The restrictions that have been made to the Legal Aid Scheme have had a negative impact on women trying to leave abusive relationships. The lack of funding has the potential to put children at risk of harm, and deter women from leaving as her income and assets are assessed (even though she may not have access to those assets and her income may not be sufficient to support her and her children through the leaving process).

All the research agrees that the point of leaving a violent relationship is a dangerous time. This is supported by homicide reviews and is a primary risk factor in any domestic abuse case. It is recognized that safe temporary accommodation is vital for women that have made the decision to leave; hence, every local authority has a duty to provide Refuge accommodation for women fleeing abuse and these cases are given priority by homeless departments. Women on benefits receive full housing benefit and can make a ‘double claim’ on their own property for the period they are in a refuge. Housing Benefit is guaranteed and covers the full cost of rent and support with a small ‘service charge’ on top set by the Refuge provider, ranging from £12 – £24 a week.

Women, who work, face a number of barriers, with many Refuges refusing to accept working women at the point of access. The reason being that the process for submitting a Housing Benefit claim requires a level of documentation often not available to a woman in crisis, takes time to process, cannot be backdated more than a week, and the likelihood is that she will not qualify anyway. From the Refuge’s perspective, they may be accepting a non-paying resident and are therefore at best cautious, but generally refuse unless the woman agrees to pay the rent herself.

The average cost of Refuge accommodation is around £200 per week with a range of £160 – £350 a week.

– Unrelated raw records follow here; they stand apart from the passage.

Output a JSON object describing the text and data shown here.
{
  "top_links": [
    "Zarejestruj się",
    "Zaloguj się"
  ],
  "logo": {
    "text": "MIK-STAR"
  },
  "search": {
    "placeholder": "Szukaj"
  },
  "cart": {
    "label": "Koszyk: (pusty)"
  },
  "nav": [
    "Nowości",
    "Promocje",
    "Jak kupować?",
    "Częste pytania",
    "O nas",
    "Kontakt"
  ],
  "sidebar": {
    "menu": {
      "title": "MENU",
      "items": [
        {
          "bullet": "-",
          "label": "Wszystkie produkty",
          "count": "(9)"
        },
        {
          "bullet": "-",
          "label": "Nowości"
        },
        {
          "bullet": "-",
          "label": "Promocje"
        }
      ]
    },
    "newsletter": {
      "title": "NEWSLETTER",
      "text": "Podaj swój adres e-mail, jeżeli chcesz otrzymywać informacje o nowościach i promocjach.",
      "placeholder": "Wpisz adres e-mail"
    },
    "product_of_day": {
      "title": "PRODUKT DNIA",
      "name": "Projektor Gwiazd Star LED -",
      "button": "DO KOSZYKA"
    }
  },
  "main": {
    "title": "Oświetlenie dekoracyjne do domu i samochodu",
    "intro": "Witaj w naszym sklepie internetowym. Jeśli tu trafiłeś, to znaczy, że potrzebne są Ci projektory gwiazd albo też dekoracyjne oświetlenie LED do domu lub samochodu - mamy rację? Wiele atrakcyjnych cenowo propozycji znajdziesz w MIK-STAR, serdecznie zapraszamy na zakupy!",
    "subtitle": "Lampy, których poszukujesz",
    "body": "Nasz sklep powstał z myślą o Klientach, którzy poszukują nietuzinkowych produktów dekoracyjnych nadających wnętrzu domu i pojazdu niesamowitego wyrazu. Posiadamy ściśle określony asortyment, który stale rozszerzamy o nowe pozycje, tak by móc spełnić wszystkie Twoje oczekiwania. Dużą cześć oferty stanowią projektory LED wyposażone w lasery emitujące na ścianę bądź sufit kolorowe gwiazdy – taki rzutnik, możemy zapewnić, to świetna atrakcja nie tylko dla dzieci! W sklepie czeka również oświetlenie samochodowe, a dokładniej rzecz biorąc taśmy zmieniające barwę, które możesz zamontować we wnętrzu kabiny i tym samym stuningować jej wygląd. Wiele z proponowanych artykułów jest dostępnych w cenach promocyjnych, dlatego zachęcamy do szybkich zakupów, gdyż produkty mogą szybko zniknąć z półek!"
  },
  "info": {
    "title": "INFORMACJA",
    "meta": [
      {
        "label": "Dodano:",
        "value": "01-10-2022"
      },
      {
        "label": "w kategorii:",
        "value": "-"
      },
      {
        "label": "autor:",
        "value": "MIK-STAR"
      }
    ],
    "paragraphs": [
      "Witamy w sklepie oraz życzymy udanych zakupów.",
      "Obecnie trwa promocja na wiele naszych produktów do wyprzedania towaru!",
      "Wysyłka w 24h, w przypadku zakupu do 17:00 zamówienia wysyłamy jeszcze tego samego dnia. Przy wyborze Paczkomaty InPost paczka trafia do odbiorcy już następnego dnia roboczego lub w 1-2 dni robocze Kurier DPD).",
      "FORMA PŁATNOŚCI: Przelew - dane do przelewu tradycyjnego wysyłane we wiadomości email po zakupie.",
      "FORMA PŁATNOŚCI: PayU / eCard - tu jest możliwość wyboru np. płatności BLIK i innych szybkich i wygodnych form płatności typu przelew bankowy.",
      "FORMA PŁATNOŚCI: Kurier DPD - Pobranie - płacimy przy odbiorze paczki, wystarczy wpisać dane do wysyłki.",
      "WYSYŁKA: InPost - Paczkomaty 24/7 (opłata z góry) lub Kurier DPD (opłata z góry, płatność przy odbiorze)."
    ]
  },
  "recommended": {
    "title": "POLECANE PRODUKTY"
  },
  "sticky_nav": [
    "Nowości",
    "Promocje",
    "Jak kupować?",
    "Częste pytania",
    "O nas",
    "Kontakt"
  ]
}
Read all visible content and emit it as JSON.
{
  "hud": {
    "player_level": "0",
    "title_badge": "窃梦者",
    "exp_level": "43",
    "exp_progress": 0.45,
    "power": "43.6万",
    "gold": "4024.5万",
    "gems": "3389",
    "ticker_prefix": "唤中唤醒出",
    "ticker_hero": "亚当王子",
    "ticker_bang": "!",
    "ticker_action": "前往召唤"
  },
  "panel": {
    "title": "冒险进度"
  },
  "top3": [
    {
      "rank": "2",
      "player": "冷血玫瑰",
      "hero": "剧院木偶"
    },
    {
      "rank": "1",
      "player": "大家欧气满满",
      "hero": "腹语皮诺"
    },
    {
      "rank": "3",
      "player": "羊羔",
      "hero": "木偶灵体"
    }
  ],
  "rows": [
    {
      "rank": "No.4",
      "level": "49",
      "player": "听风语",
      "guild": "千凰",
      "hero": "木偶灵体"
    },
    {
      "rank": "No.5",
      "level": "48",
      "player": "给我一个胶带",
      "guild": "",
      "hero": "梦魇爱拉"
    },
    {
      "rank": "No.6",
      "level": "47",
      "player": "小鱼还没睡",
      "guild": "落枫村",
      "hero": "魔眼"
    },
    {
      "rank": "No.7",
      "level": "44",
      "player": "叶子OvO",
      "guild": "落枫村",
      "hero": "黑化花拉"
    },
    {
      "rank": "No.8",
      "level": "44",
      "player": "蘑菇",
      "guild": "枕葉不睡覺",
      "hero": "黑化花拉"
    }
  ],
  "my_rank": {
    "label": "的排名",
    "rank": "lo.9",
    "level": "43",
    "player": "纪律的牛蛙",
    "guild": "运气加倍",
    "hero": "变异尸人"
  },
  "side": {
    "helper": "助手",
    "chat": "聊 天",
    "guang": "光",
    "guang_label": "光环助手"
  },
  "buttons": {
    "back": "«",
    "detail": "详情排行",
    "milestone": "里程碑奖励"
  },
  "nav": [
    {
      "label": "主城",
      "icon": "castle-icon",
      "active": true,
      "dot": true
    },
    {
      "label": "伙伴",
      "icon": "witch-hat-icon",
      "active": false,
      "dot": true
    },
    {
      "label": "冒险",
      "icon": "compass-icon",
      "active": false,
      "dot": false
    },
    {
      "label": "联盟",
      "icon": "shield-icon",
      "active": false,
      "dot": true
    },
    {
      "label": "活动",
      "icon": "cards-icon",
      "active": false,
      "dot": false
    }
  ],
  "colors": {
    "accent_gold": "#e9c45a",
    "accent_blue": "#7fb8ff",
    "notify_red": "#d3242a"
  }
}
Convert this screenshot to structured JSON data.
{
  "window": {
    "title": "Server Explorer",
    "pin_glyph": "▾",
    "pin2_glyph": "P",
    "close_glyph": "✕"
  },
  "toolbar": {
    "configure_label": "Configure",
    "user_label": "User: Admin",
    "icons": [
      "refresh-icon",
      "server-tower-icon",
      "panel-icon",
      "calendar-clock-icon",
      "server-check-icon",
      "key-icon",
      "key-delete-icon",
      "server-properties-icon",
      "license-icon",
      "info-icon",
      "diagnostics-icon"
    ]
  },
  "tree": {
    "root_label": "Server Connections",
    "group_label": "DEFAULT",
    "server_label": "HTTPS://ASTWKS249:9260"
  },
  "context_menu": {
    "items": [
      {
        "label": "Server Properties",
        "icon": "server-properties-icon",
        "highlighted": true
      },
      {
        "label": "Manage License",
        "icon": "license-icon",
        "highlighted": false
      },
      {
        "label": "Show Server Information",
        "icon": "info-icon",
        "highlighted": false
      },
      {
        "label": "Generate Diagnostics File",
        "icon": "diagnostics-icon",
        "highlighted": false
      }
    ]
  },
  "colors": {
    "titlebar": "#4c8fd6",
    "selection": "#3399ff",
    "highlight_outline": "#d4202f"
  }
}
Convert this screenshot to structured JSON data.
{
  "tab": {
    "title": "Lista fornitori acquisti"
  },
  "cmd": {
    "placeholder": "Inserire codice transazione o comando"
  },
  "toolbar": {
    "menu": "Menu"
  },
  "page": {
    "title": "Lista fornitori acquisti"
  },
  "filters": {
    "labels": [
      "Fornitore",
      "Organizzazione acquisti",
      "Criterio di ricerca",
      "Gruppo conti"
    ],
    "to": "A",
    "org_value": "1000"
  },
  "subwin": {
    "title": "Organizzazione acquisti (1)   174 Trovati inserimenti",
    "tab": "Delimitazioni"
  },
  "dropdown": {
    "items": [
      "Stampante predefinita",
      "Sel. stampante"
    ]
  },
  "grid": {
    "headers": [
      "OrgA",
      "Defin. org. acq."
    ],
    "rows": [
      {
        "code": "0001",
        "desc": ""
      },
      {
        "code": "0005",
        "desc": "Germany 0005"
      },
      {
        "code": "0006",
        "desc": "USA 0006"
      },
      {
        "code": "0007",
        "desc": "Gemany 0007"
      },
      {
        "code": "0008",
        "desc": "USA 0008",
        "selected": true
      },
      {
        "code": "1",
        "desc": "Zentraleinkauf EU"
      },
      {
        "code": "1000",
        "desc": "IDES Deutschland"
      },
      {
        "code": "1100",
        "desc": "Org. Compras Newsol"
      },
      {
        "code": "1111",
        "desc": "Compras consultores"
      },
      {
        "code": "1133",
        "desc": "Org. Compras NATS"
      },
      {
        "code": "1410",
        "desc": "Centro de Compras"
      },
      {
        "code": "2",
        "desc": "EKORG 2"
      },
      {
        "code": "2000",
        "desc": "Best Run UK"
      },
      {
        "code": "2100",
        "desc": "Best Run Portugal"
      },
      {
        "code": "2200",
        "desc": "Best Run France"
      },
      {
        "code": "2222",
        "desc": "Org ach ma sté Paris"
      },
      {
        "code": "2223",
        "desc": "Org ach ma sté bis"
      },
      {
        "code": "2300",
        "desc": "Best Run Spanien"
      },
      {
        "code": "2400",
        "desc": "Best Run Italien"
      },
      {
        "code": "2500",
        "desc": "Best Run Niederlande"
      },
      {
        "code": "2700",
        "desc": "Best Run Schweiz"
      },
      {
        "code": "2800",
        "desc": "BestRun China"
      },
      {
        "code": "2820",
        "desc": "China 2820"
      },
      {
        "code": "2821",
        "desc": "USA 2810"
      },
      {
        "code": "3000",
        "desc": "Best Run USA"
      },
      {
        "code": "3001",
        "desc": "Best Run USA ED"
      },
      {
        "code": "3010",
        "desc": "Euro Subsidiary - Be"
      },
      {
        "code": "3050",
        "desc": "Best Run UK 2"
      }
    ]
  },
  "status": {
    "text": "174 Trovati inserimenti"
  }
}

Research undertaken by My Sister’s Place on access to Refuges by working women, including provision provided by Housing Associations, across the country highlighted the following responses:

• None of the Refuges had a policy for accepting working women

• Access refused if she had a mortgage on a property

• She had to evidence that the Police had been called to prove her claim

• One Refuge had never had a working woman

• Women were encouraged to give up their job

• Where the referral was accepted the woman had to pay full rent weekly plus charges (£250)

UNISON is committed to campaigning for social justice for all. A woman’s decision to leave an abusive relationship and her home takes huge courage. Evidence shows that she does not do this until she feels that there is no alternative.

Conference recognizes the work that UNISON has done to highlight domestic abuse as a key campaign within the union, and calls on the National Women’s Committee to:

1)Highlight the barriers for working women accessing support to assist them to leave abusive relationships, including denying women access to safe accommodation which puts their lives at risk, and to campaign within UNISON and other relevant organizations to which we affiliate, for all women fleeing domestic abuse to have an automatic qualification for Housing Benefit to cover emergency accommodation;

2)To campaign to highlight the impact of ‘means tested’ benefits including Legal Aid provision, for working woman fleeing domestic abuse, that does not recognize that she may not have “access” to these assets and income, and may have other financial responsibilities including childcare costs which should be taken into account.

Northern Region Women’s Network